    There are 3 Springers in Tucker’s foster home.  He lives peacefully with them but hasn’t made one his buddy.  He declines play bows from the youngest and has accepted clear instruction from the senior that Tucker is not to get in his face.  Tucker has tried to displace the middle dog from the favored lounging spot beside the desk without success, so Tucker snoozes a few feet away.  He encountered many pets when visiting the vet and was eager to meet them but most declined his overly-energized overtures.  Tucker isn’t aggressive; he is just very excitable with strangers and will lay rapid-fire kisses on any face within his reach.

    Tucker was a little wary during his vet exam but accepted the handling with patience.  He’s in good health with minor short term issues remaining.  He will complete treatment for whipworms in a few weeks and receive a Lepto booster.  He could carry a few more pounds and with the intestinal worms gone, that should happen easily.  His teeth are awesomely white, his curly coat is shiny and he has clean ears.  He’s been on a grooming table once and is set for a bath and manicure this week.  His curly locks will be fun to lather up and do some trimming on.

    Tucker likes being outdoors and has a fenced yard to run in.  He also enjoys sniffing his way through the woodlot.  He slipped out of his foster mom’s hands once in the woods and went about 10 feet before turning to see if she was coming.  Good boy, Tucker!!  When in busy public places, he gets excited and managing him can take two hands.  To further his training he’ll be introduced to a Gentle Leader head harness.  With some daily work, he may be ready to visit the local pet store to do his own shopping before long!
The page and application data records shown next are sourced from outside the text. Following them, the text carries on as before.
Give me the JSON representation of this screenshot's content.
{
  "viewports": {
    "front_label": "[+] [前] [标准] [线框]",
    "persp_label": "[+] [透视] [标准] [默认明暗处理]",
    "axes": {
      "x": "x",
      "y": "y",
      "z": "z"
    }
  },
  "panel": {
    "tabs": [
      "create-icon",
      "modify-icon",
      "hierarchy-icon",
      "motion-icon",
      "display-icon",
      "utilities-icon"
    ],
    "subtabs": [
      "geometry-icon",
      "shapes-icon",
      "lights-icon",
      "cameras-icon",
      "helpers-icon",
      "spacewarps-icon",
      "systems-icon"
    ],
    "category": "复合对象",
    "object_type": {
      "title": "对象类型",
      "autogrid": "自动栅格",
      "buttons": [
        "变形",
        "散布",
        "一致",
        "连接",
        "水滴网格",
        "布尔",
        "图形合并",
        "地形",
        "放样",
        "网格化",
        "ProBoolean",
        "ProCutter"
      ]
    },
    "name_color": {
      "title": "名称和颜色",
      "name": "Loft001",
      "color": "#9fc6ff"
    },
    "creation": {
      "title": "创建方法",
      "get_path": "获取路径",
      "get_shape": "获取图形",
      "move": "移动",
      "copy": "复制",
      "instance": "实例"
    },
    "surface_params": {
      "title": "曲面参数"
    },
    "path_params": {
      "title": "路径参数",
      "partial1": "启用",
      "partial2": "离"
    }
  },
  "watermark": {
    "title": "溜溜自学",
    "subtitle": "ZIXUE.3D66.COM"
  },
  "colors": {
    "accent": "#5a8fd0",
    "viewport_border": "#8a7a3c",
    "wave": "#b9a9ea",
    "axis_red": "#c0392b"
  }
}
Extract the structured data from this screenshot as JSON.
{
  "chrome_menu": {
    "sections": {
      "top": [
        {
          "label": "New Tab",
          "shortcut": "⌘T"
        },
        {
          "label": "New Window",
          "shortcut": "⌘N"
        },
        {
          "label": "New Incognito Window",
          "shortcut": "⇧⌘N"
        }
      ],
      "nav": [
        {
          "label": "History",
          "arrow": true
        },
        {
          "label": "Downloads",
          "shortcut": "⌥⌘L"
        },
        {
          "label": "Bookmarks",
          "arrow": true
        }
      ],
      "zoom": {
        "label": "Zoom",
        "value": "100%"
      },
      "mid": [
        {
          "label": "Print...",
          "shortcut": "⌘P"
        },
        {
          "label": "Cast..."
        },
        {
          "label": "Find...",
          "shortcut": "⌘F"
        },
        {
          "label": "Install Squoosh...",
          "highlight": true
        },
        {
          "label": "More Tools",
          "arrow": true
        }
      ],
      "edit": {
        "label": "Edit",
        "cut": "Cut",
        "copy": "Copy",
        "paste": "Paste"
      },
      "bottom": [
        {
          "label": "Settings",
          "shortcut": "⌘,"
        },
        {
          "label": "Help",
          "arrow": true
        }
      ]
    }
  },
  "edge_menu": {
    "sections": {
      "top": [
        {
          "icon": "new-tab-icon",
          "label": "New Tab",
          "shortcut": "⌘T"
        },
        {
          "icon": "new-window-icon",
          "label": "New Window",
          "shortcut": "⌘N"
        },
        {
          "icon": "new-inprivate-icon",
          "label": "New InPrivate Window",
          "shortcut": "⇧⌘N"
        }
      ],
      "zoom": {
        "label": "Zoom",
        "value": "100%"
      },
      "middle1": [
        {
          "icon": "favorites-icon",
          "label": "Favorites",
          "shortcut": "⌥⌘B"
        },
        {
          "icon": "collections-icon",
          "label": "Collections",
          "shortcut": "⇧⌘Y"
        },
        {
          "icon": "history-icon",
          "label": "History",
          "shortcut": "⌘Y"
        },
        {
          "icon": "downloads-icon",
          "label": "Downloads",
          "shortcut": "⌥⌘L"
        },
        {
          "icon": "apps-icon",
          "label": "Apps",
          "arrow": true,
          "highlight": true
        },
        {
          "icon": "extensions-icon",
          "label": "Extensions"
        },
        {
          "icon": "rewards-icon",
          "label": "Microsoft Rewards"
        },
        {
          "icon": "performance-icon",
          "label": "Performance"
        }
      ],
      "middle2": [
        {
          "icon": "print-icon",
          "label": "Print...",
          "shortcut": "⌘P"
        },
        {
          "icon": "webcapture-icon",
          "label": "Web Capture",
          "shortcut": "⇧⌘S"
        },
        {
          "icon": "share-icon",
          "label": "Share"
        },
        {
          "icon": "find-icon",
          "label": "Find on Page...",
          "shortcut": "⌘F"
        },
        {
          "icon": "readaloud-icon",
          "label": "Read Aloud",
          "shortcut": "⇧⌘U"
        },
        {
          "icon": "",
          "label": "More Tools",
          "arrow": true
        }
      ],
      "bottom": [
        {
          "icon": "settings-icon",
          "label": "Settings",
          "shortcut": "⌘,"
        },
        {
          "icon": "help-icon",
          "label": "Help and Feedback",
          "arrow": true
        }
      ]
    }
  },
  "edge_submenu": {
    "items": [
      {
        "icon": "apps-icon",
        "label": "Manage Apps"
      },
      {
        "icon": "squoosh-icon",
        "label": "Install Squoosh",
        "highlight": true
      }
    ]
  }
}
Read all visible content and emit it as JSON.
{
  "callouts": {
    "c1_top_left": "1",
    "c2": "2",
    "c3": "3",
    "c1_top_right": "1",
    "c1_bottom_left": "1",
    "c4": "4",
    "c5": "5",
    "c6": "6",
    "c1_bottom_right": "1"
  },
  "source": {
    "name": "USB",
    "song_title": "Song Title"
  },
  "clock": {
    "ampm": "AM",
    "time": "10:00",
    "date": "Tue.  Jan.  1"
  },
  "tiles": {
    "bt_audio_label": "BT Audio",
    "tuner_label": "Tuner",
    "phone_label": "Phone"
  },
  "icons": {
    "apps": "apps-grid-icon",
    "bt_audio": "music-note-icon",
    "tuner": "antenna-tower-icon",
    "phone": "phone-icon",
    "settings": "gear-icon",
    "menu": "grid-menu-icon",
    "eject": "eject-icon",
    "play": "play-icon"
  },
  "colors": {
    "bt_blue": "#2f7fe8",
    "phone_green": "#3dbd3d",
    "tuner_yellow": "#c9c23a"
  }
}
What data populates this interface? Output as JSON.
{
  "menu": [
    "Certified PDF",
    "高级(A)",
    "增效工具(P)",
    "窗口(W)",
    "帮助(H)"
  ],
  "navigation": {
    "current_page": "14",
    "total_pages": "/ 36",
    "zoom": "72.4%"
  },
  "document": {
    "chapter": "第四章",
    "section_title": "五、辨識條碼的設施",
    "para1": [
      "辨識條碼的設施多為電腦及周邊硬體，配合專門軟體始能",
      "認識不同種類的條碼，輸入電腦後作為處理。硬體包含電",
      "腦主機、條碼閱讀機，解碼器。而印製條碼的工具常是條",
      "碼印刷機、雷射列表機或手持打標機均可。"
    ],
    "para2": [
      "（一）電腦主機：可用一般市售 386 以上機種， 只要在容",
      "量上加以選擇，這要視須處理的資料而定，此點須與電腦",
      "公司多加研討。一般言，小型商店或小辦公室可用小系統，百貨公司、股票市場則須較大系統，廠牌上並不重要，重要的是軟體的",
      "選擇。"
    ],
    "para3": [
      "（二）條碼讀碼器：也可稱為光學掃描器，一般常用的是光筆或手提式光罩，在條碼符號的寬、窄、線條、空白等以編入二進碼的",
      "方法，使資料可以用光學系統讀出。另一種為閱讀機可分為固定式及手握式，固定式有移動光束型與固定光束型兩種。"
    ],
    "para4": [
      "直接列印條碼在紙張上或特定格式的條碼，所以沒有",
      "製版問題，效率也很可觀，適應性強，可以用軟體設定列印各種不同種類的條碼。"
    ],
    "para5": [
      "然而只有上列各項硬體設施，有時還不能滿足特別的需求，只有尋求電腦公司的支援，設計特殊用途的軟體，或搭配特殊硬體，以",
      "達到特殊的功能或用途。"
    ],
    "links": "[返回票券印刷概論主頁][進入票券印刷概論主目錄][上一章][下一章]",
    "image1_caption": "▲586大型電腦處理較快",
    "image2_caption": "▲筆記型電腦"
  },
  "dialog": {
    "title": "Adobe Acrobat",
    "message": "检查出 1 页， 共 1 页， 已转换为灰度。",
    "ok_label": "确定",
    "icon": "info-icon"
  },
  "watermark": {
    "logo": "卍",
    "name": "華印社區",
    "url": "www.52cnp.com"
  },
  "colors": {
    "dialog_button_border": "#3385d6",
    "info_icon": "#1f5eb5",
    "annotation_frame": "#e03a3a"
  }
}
    Tucker is a diamond in the rough.  His energy level is typical for his age.  With daily exercise, he’s easy to live with.  His trainability is a given.  He simply needs and deserves an active family that is willing to work with him.  Though not a requirement, obedience classes would be the perfect way to continue what is starting in his foster home.  And, of course, loving Tucker and assuring him he will never land in a shelter again will make him a happy boy.  Tucker is as beautiful on the inside as he is handsome on the outside.  If you’re ready for a young adult ESS and are willing to invest a little time, Tucker will pay back for a lifetime.  Keep an eye to his progress.  He won’t take long to find his perfect match………………